▶ **TRY IT**: Select from the records below every line that has the word "author" in it.

(Stored items from a collection)
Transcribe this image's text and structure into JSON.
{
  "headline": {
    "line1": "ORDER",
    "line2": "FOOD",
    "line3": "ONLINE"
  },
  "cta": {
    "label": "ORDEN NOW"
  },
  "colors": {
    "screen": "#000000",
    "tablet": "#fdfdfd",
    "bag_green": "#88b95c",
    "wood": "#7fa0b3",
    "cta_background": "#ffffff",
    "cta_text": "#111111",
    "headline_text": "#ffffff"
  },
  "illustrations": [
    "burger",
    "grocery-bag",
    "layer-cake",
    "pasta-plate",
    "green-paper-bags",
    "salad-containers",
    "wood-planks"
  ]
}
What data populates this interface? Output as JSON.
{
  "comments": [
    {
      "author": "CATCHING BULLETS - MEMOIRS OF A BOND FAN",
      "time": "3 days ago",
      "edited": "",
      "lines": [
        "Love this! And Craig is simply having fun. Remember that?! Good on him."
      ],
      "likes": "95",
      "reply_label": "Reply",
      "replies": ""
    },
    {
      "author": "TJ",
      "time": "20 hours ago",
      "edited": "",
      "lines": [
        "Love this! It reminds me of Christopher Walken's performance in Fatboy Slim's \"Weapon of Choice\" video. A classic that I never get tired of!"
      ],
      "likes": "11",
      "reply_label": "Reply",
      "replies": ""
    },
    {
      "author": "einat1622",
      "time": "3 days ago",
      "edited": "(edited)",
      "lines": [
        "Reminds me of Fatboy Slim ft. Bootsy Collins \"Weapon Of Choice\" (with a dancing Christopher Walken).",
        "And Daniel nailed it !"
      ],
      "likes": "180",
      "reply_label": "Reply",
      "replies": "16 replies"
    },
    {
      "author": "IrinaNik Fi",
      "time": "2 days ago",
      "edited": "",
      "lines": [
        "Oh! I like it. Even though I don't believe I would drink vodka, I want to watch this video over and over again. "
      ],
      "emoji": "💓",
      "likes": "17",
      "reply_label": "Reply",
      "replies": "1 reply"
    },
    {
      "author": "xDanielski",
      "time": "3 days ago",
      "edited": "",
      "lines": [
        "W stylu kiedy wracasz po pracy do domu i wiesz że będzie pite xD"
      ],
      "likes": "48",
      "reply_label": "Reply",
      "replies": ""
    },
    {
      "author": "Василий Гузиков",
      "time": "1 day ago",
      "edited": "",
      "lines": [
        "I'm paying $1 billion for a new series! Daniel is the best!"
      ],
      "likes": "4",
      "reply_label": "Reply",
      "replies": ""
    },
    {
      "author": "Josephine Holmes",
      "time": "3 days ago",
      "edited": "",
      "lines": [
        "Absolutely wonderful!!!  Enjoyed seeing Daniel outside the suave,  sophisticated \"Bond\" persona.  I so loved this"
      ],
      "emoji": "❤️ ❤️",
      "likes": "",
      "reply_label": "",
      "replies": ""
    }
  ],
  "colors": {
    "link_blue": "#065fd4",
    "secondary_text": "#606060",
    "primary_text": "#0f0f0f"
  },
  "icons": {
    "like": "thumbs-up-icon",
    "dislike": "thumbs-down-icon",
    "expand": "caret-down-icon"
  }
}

▶ **PROBLEM SOLUTION**:
      "author": "CATCHING BULLETS - MEMOIRS OF A BOND FAN",
      "author": "TJ",
      "author": "einat1622",
      "author": "IrinaNik Fi",
      "author": "xDanielski",
      "author": "Василий Гузиков",
      "author": "Josephine Holmes",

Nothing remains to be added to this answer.